  • Give read-only status to definitive versions to allow changes to be controlled

Describing data

What is metadata?

  • You can describe your work by assigning metadata.
  • Metadata is "data about data". It is used to summarise basic information about data and describe or contextualise the data. 

Why is metadata important?

It is important to clearly describe your data to ensure it can be:

  • Searched for and found
  • Understood by any user now and in the future
  • Properly interpreted

Research funders require researchers to create and make metadata openly available.

The key question to ask yourself is

“what information would I need to understand and use this data in twenty years?”

Further information

Metadata examples and links to descriptive standards can be found on the University of Leicester metadata and documentation page

Documentation

What is meant by documentation?

Documentation may sit alongside metadata. This refers to all the information necessary to interpret, understand and use a given dataset, a set of files or a single document.

How should research data be documented?

Research data need to be documented at various levels:

  • Project level: e.g. what the study set out to do, contribution to new knowledge, questions/hypotheses, methodologies, sampling, instruments and measures etc.
  • File or database level: e.g. how all the files that make up the dataset relate to each other, format, superceding or superceded etc.  
  • Variable or item level: A full label explaining the meaning of a variable in terms of how it was operationalised is recommended.

Further information

For more information about on documenting your data see the UK Data Archive.

Where can I store data?

  • It is preferable to use your network drive at the university.  Shared drives could also be utilised for collaborative projects.
  • If you are working with private or confidential data, please ensure that it is encrypted.

Media and hardware that is non-preferable for storing research data, due to vulnerability to loss and damage include:

  • Portable storage media such as CDs, DVDs and memory sticks (USBs, flash drives).  
  • Personal computers and laptops. 

The University is currently developing an RDM infrastructure

Further information

The Mantra Research Data Management Online course includes a useful section on storage and security issues.

Backing up

What does backing up mean?

  • Backing up means storing copies of your data in more than one place.  This ensures that if one of your copies fails or is lost, there are other copies available. 
  • It is recommended that you keep at least 3 copies of your data on at least 2 different media and that you back-up on a regular basis.

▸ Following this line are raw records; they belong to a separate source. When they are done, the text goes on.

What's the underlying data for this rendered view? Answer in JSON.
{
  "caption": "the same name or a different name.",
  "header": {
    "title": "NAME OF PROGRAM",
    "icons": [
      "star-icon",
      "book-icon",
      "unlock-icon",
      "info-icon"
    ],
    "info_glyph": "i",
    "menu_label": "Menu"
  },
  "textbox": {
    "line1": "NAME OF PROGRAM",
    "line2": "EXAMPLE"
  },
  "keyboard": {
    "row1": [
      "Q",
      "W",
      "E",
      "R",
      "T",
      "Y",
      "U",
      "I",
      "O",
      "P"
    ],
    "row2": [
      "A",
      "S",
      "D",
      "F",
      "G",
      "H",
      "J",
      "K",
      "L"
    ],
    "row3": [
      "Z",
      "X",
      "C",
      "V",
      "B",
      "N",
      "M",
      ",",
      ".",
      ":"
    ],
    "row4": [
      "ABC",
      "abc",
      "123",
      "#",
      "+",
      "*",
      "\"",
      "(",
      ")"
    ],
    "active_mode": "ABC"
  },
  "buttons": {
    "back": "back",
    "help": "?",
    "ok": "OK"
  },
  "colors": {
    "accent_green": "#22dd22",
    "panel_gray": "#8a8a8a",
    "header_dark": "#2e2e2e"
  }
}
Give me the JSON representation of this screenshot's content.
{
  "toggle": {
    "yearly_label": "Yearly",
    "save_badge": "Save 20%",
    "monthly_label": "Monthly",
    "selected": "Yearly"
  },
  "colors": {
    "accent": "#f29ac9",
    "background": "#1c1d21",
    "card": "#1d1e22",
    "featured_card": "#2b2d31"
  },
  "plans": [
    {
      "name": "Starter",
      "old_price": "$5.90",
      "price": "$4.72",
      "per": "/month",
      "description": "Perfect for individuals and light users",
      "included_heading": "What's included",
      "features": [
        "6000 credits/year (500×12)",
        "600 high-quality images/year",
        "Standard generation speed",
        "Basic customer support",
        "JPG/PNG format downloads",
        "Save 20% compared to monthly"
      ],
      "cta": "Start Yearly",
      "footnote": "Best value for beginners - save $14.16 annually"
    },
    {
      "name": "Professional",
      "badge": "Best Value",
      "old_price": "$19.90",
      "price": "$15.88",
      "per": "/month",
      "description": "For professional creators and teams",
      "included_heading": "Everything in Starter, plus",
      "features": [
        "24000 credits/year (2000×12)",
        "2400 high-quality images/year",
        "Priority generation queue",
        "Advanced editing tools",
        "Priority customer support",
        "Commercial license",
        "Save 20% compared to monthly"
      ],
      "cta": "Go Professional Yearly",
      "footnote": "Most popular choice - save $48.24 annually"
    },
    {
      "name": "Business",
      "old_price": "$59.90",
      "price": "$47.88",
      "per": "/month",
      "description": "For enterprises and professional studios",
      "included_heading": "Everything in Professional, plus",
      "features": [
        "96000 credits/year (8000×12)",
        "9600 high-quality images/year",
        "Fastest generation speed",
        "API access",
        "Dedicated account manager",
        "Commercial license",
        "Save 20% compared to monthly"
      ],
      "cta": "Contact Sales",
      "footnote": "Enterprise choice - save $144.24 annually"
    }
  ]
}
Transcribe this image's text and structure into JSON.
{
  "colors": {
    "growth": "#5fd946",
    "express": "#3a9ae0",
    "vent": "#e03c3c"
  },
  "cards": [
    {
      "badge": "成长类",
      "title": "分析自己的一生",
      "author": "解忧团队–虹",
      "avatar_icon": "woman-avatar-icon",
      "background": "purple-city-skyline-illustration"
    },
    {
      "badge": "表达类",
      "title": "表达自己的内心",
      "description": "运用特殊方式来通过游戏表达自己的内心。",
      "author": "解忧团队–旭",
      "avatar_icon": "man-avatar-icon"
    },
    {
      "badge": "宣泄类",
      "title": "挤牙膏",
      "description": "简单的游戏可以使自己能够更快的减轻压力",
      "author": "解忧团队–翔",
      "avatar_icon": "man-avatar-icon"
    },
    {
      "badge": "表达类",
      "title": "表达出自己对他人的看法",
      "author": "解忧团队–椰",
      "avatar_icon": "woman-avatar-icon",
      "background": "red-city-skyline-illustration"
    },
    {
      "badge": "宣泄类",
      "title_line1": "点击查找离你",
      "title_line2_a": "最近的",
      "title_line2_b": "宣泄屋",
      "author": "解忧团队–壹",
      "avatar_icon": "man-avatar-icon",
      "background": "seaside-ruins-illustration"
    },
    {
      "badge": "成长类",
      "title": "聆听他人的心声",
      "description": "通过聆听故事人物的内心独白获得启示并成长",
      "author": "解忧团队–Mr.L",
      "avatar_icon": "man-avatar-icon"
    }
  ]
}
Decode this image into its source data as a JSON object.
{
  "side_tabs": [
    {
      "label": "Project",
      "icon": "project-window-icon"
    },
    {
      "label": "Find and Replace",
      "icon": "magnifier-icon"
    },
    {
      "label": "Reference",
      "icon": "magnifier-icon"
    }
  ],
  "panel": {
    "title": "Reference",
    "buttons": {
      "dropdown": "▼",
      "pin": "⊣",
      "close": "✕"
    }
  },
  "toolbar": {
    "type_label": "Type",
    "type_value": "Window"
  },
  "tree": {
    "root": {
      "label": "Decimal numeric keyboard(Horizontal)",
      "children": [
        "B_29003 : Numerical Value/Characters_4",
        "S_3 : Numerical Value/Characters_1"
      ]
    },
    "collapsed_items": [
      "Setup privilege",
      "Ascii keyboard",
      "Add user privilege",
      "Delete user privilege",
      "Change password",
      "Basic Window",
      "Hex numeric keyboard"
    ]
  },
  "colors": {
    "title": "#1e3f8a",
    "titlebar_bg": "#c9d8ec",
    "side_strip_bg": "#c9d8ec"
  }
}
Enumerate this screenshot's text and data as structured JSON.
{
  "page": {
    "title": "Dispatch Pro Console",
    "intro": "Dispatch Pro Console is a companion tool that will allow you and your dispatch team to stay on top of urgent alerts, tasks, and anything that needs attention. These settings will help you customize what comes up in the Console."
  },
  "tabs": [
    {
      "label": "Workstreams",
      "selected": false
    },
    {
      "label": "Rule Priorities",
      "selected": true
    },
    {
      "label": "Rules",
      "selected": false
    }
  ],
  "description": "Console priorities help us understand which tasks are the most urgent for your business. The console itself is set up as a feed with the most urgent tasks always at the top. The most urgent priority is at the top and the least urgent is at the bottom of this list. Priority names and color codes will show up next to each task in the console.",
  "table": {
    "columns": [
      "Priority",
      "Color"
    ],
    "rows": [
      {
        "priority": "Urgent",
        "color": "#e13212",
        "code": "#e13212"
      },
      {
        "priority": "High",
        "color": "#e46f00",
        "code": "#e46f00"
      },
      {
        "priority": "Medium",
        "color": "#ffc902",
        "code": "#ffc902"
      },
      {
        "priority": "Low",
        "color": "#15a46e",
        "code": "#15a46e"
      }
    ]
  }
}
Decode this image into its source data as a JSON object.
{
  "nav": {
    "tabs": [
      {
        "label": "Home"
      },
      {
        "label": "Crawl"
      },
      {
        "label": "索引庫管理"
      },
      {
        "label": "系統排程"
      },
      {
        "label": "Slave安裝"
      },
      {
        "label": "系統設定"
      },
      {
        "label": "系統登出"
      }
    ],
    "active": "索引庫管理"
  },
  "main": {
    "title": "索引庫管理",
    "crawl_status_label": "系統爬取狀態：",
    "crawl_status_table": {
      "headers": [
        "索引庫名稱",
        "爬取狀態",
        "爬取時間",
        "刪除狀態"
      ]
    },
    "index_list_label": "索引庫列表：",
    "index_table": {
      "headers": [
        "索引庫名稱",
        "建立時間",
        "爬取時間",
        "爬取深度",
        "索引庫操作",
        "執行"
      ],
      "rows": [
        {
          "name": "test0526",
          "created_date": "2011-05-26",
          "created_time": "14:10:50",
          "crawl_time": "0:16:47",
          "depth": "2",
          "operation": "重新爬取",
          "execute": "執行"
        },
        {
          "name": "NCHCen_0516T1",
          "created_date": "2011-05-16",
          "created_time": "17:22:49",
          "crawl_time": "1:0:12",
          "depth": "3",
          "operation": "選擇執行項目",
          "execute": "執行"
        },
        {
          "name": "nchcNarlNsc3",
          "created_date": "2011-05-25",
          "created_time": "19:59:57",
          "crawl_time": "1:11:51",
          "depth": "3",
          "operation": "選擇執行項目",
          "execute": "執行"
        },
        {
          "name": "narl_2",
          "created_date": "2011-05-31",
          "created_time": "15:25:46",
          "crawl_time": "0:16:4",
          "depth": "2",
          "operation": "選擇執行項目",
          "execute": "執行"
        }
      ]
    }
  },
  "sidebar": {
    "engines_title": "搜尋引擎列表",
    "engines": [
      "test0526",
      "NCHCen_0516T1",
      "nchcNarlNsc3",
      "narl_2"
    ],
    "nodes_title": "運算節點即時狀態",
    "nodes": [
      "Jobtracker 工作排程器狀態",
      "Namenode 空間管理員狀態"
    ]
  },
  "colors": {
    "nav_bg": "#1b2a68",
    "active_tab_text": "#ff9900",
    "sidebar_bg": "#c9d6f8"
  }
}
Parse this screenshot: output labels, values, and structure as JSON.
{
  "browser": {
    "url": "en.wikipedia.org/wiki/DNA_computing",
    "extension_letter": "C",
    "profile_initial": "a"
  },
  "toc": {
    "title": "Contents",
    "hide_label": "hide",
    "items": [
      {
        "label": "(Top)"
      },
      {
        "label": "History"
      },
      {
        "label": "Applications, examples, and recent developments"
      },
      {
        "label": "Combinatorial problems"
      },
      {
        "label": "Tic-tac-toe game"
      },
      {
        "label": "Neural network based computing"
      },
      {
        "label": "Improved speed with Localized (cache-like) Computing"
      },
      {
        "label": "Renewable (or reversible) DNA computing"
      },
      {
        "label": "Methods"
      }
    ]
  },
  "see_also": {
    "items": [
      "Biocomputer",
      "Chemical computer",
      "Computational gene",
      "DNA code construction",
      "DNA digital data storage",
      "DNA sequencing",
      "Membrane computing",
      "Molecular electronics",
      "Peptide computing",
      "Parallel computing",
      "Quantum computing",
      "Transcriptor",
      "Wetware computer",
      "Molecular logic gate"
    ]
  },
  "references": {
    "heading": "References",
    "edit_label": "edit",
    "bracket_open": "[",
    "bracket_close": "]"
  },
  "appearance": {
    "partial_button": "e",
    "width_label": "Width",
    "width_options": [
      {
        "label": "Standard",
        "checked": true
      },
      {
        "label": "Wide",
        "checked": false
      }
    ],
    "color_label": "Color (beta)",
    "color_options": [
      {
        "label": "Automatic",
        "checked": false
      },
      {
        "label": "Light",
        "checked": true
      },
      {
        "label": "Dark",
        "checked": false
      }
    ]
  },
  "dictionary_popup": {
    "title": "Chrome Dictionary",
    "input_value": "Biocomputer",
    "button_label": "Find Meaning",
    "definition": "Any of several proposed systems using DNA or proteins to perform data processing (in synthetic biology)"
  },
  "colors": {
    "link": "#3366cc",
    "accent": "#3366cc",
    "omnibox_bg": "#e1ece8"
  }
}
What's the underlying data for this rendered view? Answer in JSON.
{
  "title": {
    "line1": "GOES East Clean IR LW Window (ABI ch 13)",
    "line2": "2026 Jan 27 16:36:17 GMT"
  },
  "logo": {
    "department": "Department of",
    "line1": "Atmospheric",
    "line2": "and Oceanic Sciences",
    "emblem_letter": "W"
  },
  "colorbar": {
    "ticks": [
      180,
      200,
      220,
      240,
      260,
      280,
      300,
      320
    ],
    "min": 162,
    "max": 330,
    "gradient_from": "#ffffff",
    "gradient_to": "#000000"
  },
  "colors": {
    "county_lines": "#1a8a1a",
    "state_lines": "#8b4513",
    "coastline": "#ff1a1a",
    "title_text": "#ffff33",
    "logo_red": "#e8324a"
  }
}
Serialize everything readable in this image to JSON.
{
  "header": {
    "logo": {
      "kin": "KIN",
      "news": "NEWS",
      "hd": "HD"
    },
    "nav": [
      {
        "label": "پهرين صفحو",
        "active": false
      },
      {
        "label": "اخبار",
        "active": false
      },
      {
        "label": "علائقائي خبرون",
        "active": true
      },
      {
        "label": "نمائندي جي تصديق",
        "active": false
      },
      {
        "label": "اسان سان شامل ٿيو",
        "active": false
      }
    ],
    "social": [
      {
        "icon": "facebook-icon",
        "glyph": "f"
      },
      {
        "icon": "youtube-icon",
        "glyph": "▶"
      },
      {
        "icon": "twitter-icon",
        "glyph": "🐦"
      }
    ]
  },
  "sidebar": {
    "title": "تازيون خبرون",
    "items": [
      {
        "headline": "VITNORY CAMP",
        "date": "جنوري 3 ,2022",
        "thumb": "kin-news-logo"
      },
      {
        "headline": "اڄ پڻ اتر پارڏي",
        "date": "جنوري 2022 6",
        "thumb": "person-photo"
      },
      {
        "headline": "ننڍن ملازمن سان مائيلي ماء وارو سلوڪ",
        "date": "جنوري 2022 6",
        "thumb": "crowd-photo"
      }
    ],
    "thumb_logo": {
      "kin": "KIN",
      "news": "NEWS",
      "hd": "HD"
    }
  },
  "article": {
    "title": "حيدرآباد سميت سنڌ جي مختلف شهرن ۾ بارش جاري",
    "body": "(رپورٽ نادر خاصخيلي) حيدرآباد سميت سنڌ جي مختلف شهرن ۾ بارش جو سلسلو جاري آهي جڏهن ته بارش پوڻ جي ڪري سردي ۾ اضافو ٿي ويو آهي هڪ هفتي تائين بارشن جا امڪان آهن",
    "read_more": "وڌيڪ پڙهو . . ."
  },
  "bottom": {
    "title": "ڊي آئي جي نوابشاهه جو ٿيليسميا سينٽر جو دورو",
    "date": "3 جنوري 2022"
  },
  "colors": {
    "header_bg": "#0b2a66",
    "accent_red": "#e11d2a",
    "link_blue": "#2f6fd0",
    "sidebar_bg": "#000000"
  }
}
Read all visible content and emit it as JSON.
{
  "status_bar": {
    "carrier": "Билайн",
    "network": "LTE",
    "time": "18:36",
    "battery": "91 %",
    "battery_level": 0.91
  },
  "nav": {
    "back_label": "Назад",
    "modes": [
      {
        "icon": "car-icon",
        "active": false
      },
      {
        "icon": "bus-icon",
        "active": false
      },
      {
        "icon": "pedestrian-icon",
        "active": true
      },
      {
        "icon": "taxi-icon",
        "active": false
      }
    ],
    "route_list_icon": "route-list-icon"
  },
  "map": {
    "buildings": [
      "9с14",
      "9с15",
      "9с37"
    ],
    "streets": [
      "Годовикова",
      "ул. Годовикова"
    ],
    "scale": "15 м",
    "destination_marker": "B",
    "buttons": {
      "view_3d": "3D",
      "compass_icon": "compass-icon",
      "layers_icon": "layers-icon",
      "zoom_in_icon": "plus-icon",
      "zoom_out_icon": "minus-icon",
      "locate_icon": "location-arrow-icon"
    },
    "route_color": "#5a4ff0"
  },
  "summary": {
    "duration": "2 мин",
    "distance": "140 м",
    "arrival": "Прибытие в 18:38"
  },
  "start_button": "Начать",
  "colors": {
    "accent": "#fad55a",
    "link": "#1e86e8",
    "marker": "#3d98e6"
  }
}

Storage

 What do I need to consider?

 

Storing your data securely is important. When deciding where to store your data, take into consideration:

  • Will data be securely stored over time – can integrity be preserved?
  • Is its storage reliable - can data be lost?
  • Can the data be accessed and reused?
  • Is it appropriate for both immediate and long-term needs?
  • Does storage meet relevant standards and requirements of the university, funder and legislation?
  • What is appropriate storage for sensitive or anonymised data?
  • How much storage do I need now and will I need in five years?

Saving email correspondence

  • You may need to save emails and associated attachments to describe your data journey.  
  • Remember Data Protection and Freedom of Information legislation can ask to see any email correspondence.  

The organising email page at the University of Leicester provides more information. 

Useful links

UK Data Archive: Collection of digital research data in the social sciences and humanities and help for creating and managing your data.

Data Documentation Initiative (DDI): An international standard for describing the data produced by surveys and other observational methods in the social, behavioral, economic, and health sciences.

MANTRA Research Data Management training: Free online course produced by the University of Edinburgh

The Digital Curation Centre (DCC):Centre of expertise in digital curation.The DCC provides expert advice and practical help in storing, managing, protecting and sharing digital research data.

Acknowledgements